“The vision is less tangible but also more important than the strategic goal.  The vision is the reason for being in the car and driving in the first place.”

Our vision resonates from what we're passionate about. It doesn't necessarily equate to a specific goal or company milestone, but it's more the reason why the company exists in the first place. Our vision involves certain milestones, countless months (sometimes years) of planning, and true grit and determination—a bit like a road map. However, as Basu argues, the vision is not the map or the city at its end, but the reason that inspires us to craft the map in the first place. 

Determine the Why 

Defining our vision in its most basic form can often be the hardest part. So, where's the best place to begin?

Begin with what you love. What inspires you and drives you? What makes the hairs on your arms stand up? If your vision is based around these roots, no matter how extreme the change or severe the road, we are more likely to persevere if our vision is rooted in fundamentals in which we believe. 

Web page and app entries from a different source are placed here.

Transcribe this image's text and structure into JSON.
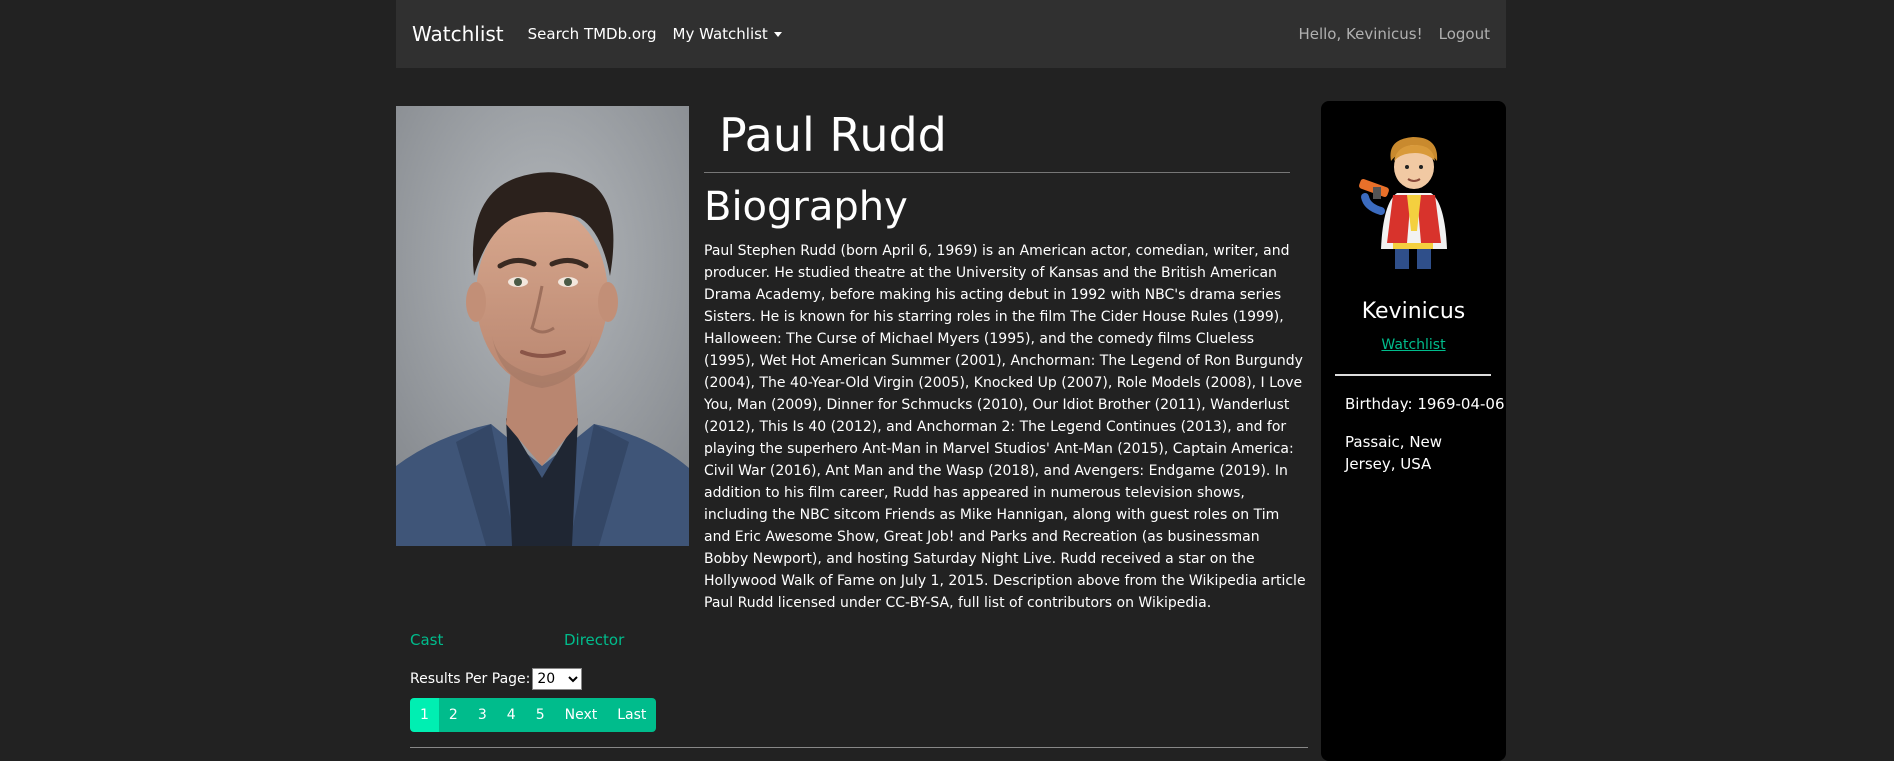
{
  "navbar": {
    "brand": "Watchlist",
    "search": "Search TMDb.org",
    "my_watchlist": "My Watchlist",
    "greeting": "Hello, Kevinicus!",
    "logout": "Logout"
  },
  "person": {
    "name": "Paul Rudd",
    "biography_heading": "Biography",
    "biography": "Paul Stephen Rudd (born April 6, 1969) is an American actor, comedian, writer, and producer. He studied theatre at the University of Kansas and the British American Drama Academy, before making his acting debut in 1992 with NBC's drama series Sisters. He is known for his starring roles in the film The Cider House Rules (1999), Halloween: The Curse of Michael Myers (1995), and the comedy films Clueless (1995), Wet Hot American Summer (2001), Anchorman: The Legend of Ron Burgundy (2004), The 40-Year-Old Virgin (2005), Knocked Up (2007), Role Models (2008), I Love You, Man (2009), Dinner for Schmucks (2010), Our Idiot Brother (2011), Wanderlust (2012), This Is 40 (2012), and Anchorman 2: The Legend Continues (2013), and for playing the superhero Ant-Man in Marvel Studios' Ant-Man (2015), Captain America: Civil War (2016), Ant Man and the Wasp (2018), and Avengers: Endgame (2019). In addition to his film career, Rudd has appeared in numerous television shows, including the NBC sitcom Friends as Mike Hannigan, along with guest roles on Tim and Eric Awesome Show, Great Job! and Parks and Recreation (as businessman Bobby Newport), and hosting Saturday Night Live. Rudd received a star on the Hollywood Walk of Fame on July 1, 2015. Description above from the Wikipedia article Paul Rudd licensed under CC-BY-SA, full list of contributors on Wikipedia."
  },
  "credits_tabs": {
    "cast": "Cast",
    "director": "Director"
  },
  "results_per_page": {
    "label": "Results Per Page:",
    "selected": "20"
  },
  "pagination": {
    "pages": [
      "1",
      "2",
      "3",
      "4",
      "5"
    ],
    "active": "1",
    "next": "Next",
    "last": "Last"
  },
  "sidebar": {
    "username": "Kevinicus",
    "watchlist_link": "Watchlist",
    "birthday": "Birthday: 1969-04-06",
    "place_of_birth": "Passaic, New Jersey, USA"
  },
  "colors": {
    "background": "#222222",
    "navbar": "#303030",
    "accent": "#00bc8c",
    "accent_active": "#00efb2",
    "sidebar": "#000000"
  },
  "icons": {
    "dropdown": "chevron-down-icon",
    "profile_photo": "person-photo",
    "user_avatar": "cartoon-avatar"
  }
}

Take Wendy Kopp, founder and former CEO of Teach For AmericaWhen Kopp graduated from Princeton in 1989, she could have pursued a variety of careers and likely been successful in any of them. Instead, she decided to follow her passions. Her strong desire for equality and her connection to education guided her toward a vision: a national teaching corps designed to help students in impoverished and under-served schools.

So many challenges stood in her way with an idea like this (Kopp herself is the first to admit this), but she let none of these stop her. With her core beliefs at heart, she has watched her vision grow from 500 initial corps members in 1990 to more than 50,000 current members and alumni in 2015. Kopp had a vision rooted in ideals she believed in, which helped her follow it through to reality.

Communicate Clearly

Understanding a vision is just the beginning. Communicating it clearly to all those around you – whether they be employees, investors or customers – is just as crucial. To clearly communicate your vision, you'll need to do three things: simplify, question and listen. 

1. Simplify 

Keep it simple. A complex vision usually just means we're confused. Remember, your vision isn't some complex road map for a trip through the jungle but, more important, the reason(s) behind the trip itself . Keep it clear.

2. Question

While this may seem counterintuitive, I often think this is the most important step. Good leaders are known for more than providing great direction and giving enthused speeches. Great leaders, like Steve Jobs and Bill Gates, are known for their ability to ask the right questions. When Jobs founded Apple in 1976, his vision wasn't to create computers. He envisioned a world flooded with technology within its every aspect. In order to realize this vision, he constantly questioned both his accomplishments and his team's understanding of his initial vision. Eventually, this approach would lead him to the Apple that exists today.

3. Listen

This step is too often forgotten. We can only provide direction and assign tasks so often. One of the reasons we bring others on board to help us execute our vision is so they can contribute to refining and acting upon it. To be successful, we'll need the contributions of those around us. Knowledge is gained through dialogue – not monologue – and the sooner you realize and embrace this, the more successful your vision will be. 

A Collective Vision 

Sharing your vision is vital to your company's success. Your vision communicates to your team internally why they show up and externally the values and mission your company follows. When you're ready to communicate your vision, make sure you understand the how and the why. How will your vision become a reality? Why is your vision important? Beginning with these questions and using these above steps will get your team headed in the right direction. 

Al Eidson is the owner of Eidson & Partners, a business and marketing strategy consultancy, and a founder of SparkLabKC, an early-stage startup accelerator program in Kansas City. He's an expert in taking products to market and has launched more than 220 new products and ventures through his career. He's also proud of killing off a great many problematic products before they hit the market. His vision involves meaningful and lasting products through innovation.